Case-control study of HIV positive people hospitalised with COVID-19
Simon Collins, HIV i-Base
A retrospective case-controlled study from the first months of the pandemic did not find that HIV status was associated with poorer outcomes in people hospitalised with COVID-19.
The RECEDE C-19 study recruited adults from six hospitals (mainly from London but also Leicester and Manchester) from four months early in the pandemic (February to May 2020). HIV negative controls were matched in up to a 3:1 ratio for gender, hospital, date of infection (within a week), age (within five years) and deprivation index (for region) as ethnicity data was poorly recorded.
The primary outcome was time to either improvement by two points on a standard COVID 7-point ordinal scale or hospital discharge, whichever was sooner.
From more than 6600 admissions, 68 HIV positive people were matched to 181 HIV negative controls. At baseline, HIV positive people were significantly more likely to be frail (median frailty score of 3 vs 2, p=0.0069), from Black or minority ethnic communities (75% vs 58%, p=0.0002), to have chronic kidney disease (35% vs 12%, p=0.0001) and to have chronic liver disease (4% vs 0.6%, p=0.031). The HIV negative cohort was more likely to have rheumatology disease or asthma.
In univariate analysis, HIV positive people were less likely to reach the primary outcome, although 28-day mortality was similar.
In the multivariate analysis, after adjusting for comorbidities, duration of symptoms and ethnicity, HIV status was no longer significant (p=0.11), and the impact of frailty (p=0.011) and having an active malignancy (p=0.014) were attenuated. BMI <25 also became significant (p=0.047).
Characteristics of the HIV positive cohort had been HIV positive for a median of 15 years (IQR: 10 to 18), with median CD4 352 cells/mm3 (IQR: 253 to 619) and 97% had viral load <200 copies/mL but five people were not on ART.
The presentation also included results of a planned sub analysis on respiratory bacterial coinfection, that were low in both cohorts but non-significantly higher in the HIV positive group (13% vs 6%, p=0.123). In the HIV positive group, coinfection was not related to hospital duration or 28-day mortality. Conversely, in the HIV negative cohort, coinfection was associated with both longer hospital stay (p=0.0007) and mortality (p=0.002).
It is good to see these results from this carefully conducted study.
However, especially in contrast to the BHIVA registry and PHE mortality studies (see above) the sample size was probably too small to be powered to look at mortality as an endpoint.
Ethnicity might also have affected the results as this was not consistently reported.
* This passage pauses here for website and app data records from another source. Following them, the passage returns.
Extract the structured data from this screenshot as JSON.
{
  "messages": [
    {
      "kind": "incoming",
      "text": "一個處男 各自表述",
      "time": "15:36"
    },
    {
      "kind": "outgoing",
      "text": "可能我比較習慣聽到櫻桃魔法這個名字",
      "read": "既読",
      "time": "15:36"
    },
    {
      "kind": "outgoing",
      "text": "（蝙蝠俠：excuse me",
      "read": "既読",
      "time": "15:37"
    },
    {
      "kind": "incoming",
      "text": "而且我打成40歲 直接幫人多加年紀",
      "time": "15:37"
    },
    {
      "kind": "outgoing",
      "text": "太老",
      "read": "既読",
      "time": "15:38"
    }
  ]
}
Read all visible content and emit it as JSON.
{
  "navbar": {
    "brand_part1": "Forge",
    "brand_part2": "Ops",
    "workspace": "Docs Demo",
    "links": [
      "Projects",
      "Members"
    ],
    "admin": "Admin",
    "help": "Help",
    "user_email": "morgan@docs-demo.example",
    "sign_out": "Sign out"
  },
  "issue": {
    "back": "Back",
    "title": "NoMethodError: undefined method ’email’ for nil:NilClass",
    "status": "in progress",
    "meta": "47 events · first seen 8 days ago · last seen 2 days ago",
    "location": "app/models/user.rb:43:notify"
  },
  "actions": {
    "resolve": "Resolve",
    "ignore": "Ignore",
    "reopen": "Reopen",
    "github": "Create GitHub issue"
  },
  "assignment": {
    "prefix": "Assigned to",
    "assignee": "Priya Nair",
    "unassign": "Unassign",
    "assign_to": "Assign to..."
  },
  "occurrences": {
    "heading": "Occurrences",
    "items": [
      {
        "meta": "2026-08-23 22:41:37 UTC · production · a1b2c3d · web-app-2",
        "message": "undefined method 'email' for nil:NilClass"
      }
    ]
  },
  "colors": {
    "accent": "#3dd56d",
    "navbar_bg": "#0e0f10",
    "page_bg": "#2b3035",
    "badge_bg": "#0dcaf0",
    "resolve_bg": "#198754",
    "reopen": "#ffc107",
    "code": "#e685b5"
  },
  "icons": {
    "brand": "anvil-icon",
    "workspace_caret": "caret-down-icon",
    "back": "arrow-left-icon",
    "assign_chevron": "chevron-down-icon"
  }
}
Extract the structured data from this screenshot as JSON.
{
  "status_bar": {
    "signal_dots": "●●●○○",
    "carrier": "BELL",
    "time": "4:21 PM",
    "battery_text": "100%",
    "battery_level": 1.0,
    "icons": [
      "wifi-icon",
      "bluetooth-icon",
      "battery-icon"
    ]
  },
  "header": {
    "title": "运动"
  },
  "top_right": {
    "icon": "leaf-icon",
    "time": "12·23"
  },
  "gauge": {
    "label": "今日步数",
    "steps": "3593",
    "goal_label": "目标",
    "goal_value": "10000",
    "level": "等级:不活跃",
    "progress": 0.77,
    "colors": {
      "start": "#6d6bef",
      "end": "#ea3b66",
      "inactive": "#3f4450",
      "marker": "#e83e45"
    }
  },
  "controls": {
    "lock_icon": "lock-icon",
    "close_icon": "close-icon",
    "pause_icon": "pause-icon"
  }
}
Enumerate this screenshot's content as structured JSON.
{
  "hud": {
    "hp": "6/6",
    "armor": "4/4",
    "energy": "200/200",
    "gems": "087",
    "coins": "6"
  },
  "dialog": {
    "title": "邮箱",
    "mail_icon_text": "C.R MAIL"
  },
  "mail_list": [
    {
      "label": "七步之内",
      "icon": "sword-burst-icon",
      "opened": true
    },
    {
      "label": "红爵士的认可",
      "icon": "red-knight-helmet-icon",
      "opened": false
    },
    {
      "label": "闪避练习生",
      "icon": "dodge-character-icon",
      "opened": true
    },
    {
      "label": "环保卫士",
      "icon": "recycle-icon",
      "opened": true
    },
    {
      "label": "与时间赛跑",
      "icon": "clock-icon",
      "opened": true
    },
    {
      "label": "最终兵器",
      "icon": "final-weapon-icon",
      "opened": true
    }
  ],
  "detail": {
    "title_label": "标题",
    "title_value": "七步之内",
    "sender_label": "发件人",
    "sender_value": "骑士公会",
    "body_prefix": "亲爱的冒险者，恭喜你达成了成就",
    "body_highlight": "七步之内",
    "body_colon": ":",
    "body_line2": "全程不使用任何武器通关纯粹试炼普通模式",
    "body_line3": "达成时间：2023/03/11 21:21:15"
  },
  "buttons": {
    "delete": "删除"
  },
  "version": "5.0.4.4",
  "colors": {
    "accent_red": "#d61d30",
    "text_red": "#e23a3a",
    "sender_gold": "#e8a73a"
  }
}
Lee M et al. HIV and COVID-19 inpatient outcomes in England during the early pandemic. Joint BHIVA BASHH Spring Conference, 2021. Oral abstract O-007.
(This link should be open access from approximately 20 May 2021).